I’m DJ Sebastian… To SELL MORE, you must become a Great Communicator. Find out how at my website thetechseller.com

 

177 The Virtual Sales Advisor Machine 5

The Virtual Sales Advisor Machine 5

 

We continue the discussion on SAM the Virtual Sales Advisor Machine. 

 

Role 2: Automatic SAM—Becoming the Sales Professional 

In its second role, SAM will eventually be deployed to handle many of the sales process steps currently performed by human sales reps. As the knowledge base becomes more robust, SAM could potentially even handle transactions for medium- to large-ticket items.

 

Here are 6 areas where SAM can serve in the role of the sales professional:

 

1) Customer Conversations – SAM will personify the actions of a human sales professional to guide the steps of the sales process by directly communicating with the customer.
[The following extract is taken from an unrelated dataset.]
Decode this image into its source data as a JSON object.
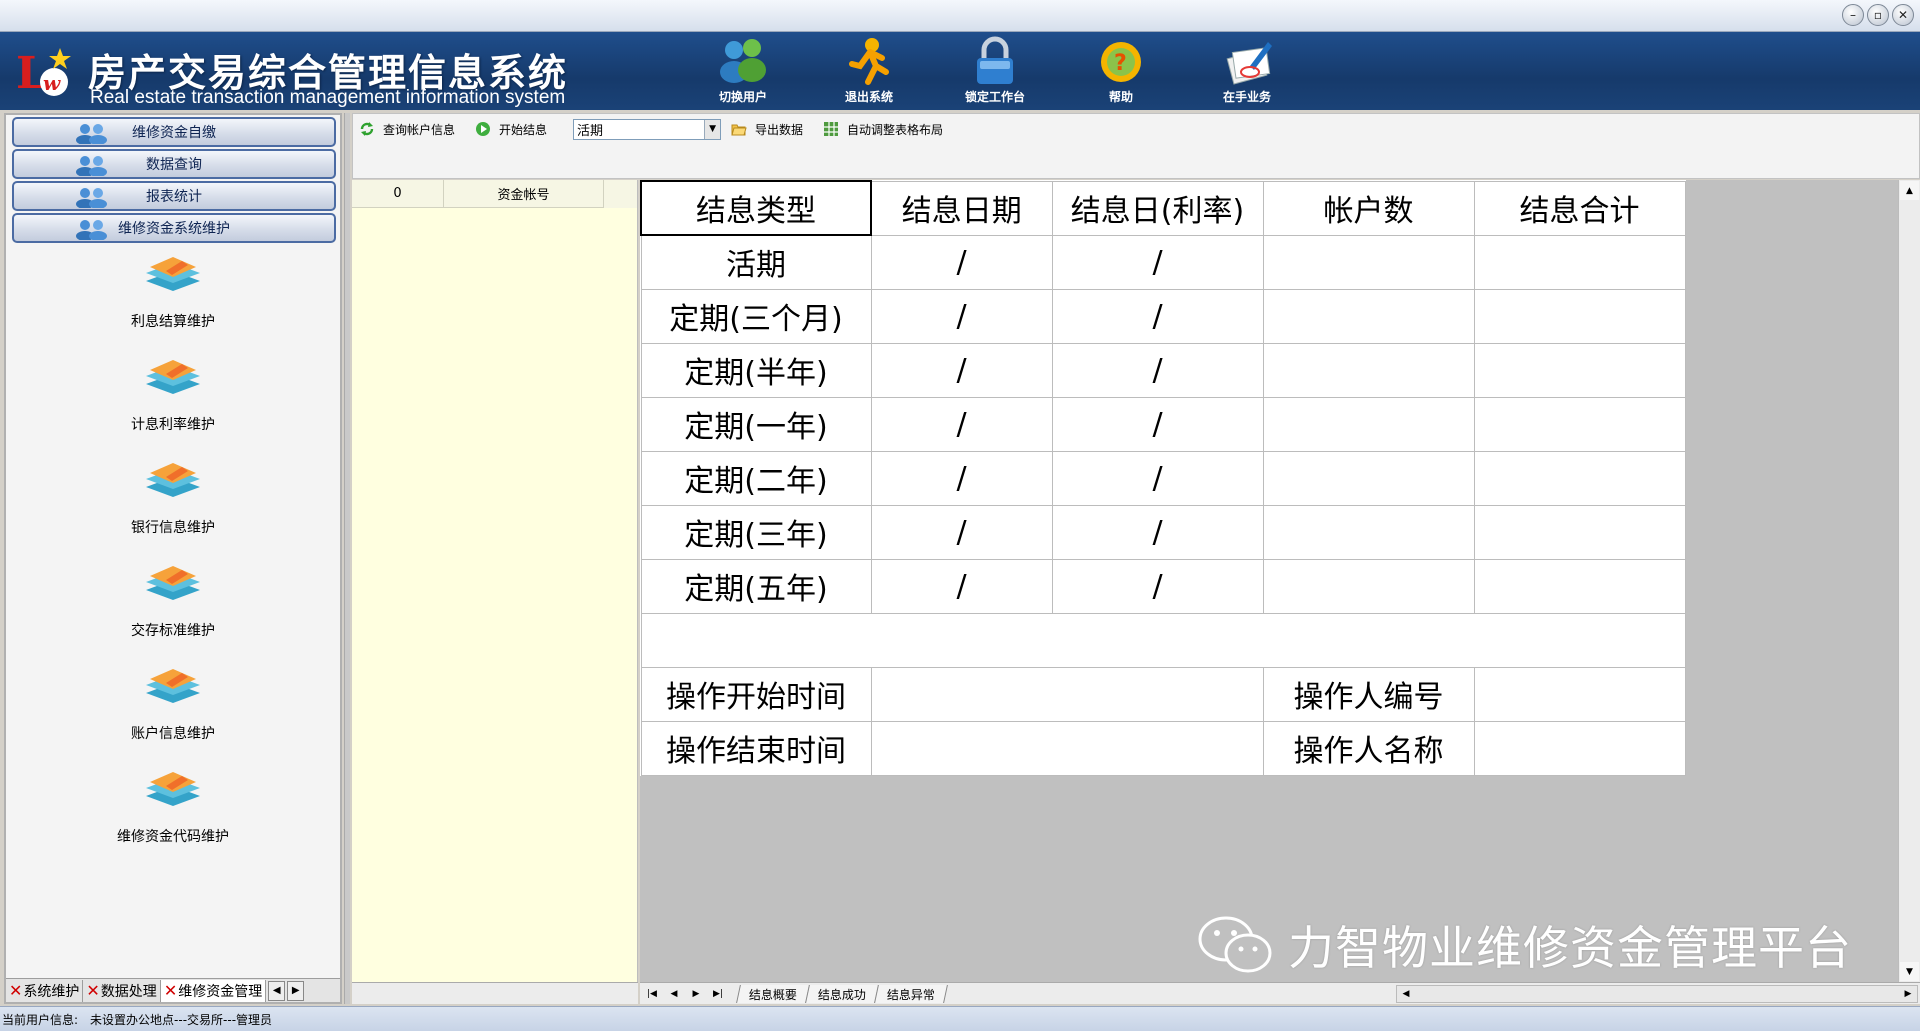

As SAM manages the conversation with the customer, it will also know when a human sales professional needs to be engaged in the sales cycle. 

 

2) Customer Surveys – SAM will correspond with the customer to gain an understanding of business needs, requirements, and issues. The customer provides preliminary information that can accelerate SAM’s discovery of the customer’s needs. 

 

3) Solution Selection – SAM will evaluate the results of the customer surveys, then select the type of solutions that could work best for the customer. SAM will also favorably position the selected solution by communicating unique differentiators and business value points.

 

4) Solution Recommendation – Using all available data from the surveys, the CRM, and purchase history based on the needs of other customers, SAM will make specific recommendations for the solution(s) to be proposed. 

 

5) Pricing Proposal – SAM will prepare and deliver customer proposals that document the pricing, terms and conditions; any relevant case studies or testimonials; and a business value proposition that is tied to the unique benefits of the proposed solution.

 

6) Customer Service Assistant – SAM will answer solution-related questions, select specific solution options, and resolve simple to moderately complex service issues.

 

I’m DJ Sebastian, and we’ll continue the discussion on the Intelligent Virtual Sales Advisor Machine in the next briefing. 

 

176 The Virtual Sales Advisor Machine 4

The Virtual Sales Advisor Machine 4

 

We continue the discussion on SAM the Virtual Sales Advisor Machine. 

 

How SAM Can Serve the Sales Team

As SAM gains in effectiveness over time, SAM will serve the sales team in two distinct roles: 

 

Role 1: Ask SAM—Assisting the Sales Professional

While the human sales professional is still fully in charge of executing each task in the sales cycle, SAM’s advisory capabilities can augment the work of the human salesperson. SAM will be initially deployed to serve as an intelligent assistant to help complete time-consuming tasks previously handled manually by the sales professional. 

 

Here are seven areas where SAM can provide valuable help to the sales professional:

 

1) Customer Research – to assist the sales professional in creating a strategy for pursuit that will increase the potential of building a mutually beneficial relationship by access customer data from all sources. 

 

2) Opportunity Identification – to analyze all available data on prospective and current customers and identify the best candidates to pursue. 

 

3) Targeted Marketing – to identify the best targets for marketing campaigns. Then, evaluate the effectiveness of each campaign by analyzing the conversion rates from prospects that previously turned into customers. 

 

4) Request for Proposal (RFP) Preparation – to handle requests for information either through a survey or interactive chat and assist in building RFP responses. 

 

5) Pricing and Proposal Preparation – to handle product pricing and quotes, then compile the major elements of a customer proposal to ensure adherence to company policies. 

 

6) Customer Communication—Schedule reminders for follow-up communications with customers and identify the best content and method for interaction. 

 

7) Demos—Build the structure and recommended content of a customer demo (and proofs) and refer to a repository of interactive or scripted demos that can be selected based on customer requirements. 

 

I’m DJ Sebastian, and we’ll continue the discussion on the Virtual Sales Advisor Machine in the next briefing.